Colin Kaepernick

Colin Kaepernick exits the stadium following his NFL workout held at Charles R. Drew High School on Nov. 16, 2019 in Riverdale, Ga.

With the recent news that free agent quarterback Colin Kaepernick bailed on a combine crafted specifically for him by the NFL, many people started to draw skepticism about whether he truly wanted to play in the NFL again.

ESPN host Stephen A. Smith shared his thoughts, “You see? He don't want to play. He wants to be a martyr. But, guess what? It ain't working this time.”

It was somehow the NFL’s fault Kaepernick opted out of his own contract. That somehow the entire NFL was out to blackball Kaepernick despite other players who protested with Kaepernick finding employment. Kaepernick was so good, despite going 1-10 in his last year as a starter and having games where he threw only four yards. Kaepernick should not only be in the NFL, but the NFL was racist if he wasn’t on a team. No, it was never Kaepernick’s fault.

I have to hand it to Kaepernick; he took his status as a declining NFL quarterback and became a social justice icon. It was brilliant for him to turn his benching into a cultural movement — which is what he did.

I believe from the beginning, Kaepernick’s kneeling during the national anthem was an attempt to reclaim the media attention he received after taking over for an injured Alex Smith in the San Francisco 49ers run to the Super Bowl in 2012.

After being benched for former Jaguars bust Blaine Gabbert in the 2016 preseason, Kaepernick pouted by sitting on the bench during the national anthem. I’m sure Kaepernick had no intention other than to drown in self-pity when he sat during the 49ers third preseason game. No one asked why Kaepernick sat, and no one cared. Because everyone assumed, he was just pouting.
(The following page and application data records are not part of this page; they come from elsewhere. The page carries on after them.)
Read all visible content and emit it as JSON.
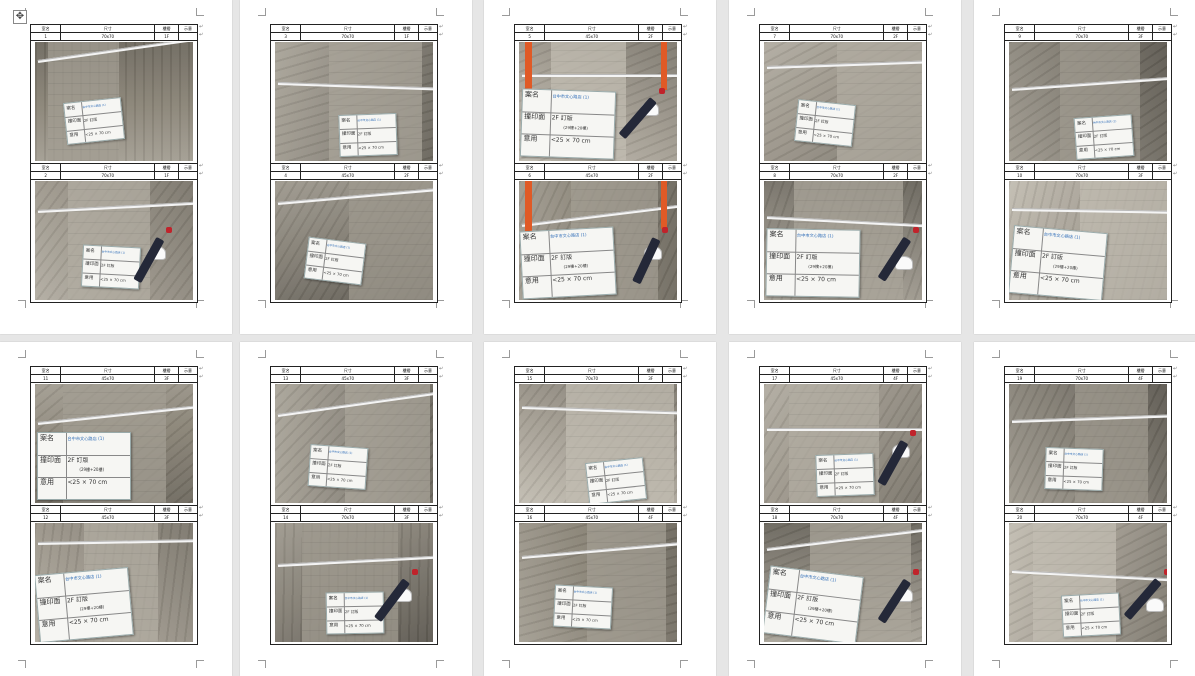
{
  "document": {
    "move_handle_icon": "four-arrow-move-icon",
    "paragraph_mark": "↵",
    "header_labels": [
      "室名",
      "尺寸",
      "樓層",
      "示意"
    ],
    "board_text": {
      "row1": "案名",
      "row1_value": "台中市文心路店 (1)",
      "row2": "撞印面",
      "row2_value": "2F 訂版",
      "row2_sub": "(29樓+20樓)",
      "row3": "意用",
      "row3_value": "<25 × 70 cm"
    }
  },
  "pages": [
    {
      "cards": [
        {
          "room": "1",
          "size": "70x70",
          "floor": "1F"
        },
        {
          "room": "2",
          "size": "70x70",
          "floor": "1F"
        }
      ]
    },
    {
      "cards": [
        {
          "room": "3",
          "size": "70x70",
          "floor": "1F"
        },
        {
          "room": "4",
          "size": "45x70",
          "floor": "2F"
        }
      ]
    },
    {
      "cards": [
        {
          "room": "5",
          "size": "45x70",
          "floor": "2F"
        },
        {
          "room": "6",
          "size": "45x70",
          "floor": "2F"
        }
      ]
    },
    {
      "cards": [
        {
          "room": "7",
          "size": "70x70",
          "floor": "2F"
        },
        {
          "room": "8",
          "size": "70x70",
          "floor": "2F"
        }
      ]
    },
    {
      "cards": [
        {
          "room": "9",
          "size": "70x70",
          "floor": "3F"
        },
        {
          "room": "10",
          "size": "70x70",
          "floor": "3F"
        }
      ]
    },
    {
      "cards": [
        {
          "room": "11",
          "size": "45x70",
          "floor": "3F"
        },
        {
          "room": "12",
          "size": "45x70",
          "floor": "3F"
        }
      ]
    },
    {
      "cards": [
        {
          "room": "13",
          "size": "45x70",
          "floor": "3F"
        },
        {
          "room": "14",
          "size": "70x70",
          "floor": "3F"
        }
      ]
    },
    {
      "cards": [
        {
          "room": "15",
          "size": "70x70",
          "floor": "3F"
        },
        {
          "room": "16",
          "size": "45x70",
          "floor": "4F"
        }
      ]
    },
    {
      "cards": [
        {
          "room": "17",
          "size": "45x70",
          "floor": "4F"
        },
        {
          "room": "18",
          "size": "70x70",
          "floor": "4F"
        }
      ]
    },
    {
      "cards": [
        {
          "room": "19",
          "size": "70x70",
          "floor": "4F"
        },
        {
          "room": "20",
          "size": "70x70",
          "floor": "4F"
        }
      ]
    }
  ]
}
On Aug. 27, 2016, NFL media reporter Steve Wyche asked Kaepernick why he sat instead of standing for the anthem, since he did it for a second straight game. Kaepernick responded, "I am not going to stand up to show pride in a flag for a country that oppresses black people and people of color.”

Just to be clear, Kaepernick went into full activism mode when during the training camp, Gabbert received most of the first team reps. It just so happened Kaepernick said this when the Black Lives Matter movement was in the headlines. It just so happened Kaepernick was calling for national attention earlier that year when he called for a trade after a season of being benched and outplayed by Gabbert.

“If the team really does believe in Blaine Gabbert, then Kaepernick is no longer the franchise and it would only make sense for the 49ers to allow Kaepernick the possibility of a trade,” the article states.

Maybe Kaepernick was truly authentic about his protest, but then why wouldn’t he say anything on social media or show any signs of his activism the previous week or even before then? If you start a movement, wouldn’t you want people to know? If anything, Kaepernick was okay with using racially charged language himself.

It was never about the cause Kaepernick was pushing for that mattered. It was always about Kaepernick himself that mattered above all else. 

Opinion Editor

Schell-Olsen has been with The News Record since Aug. 2018. He frequently writes about politics, society and elections.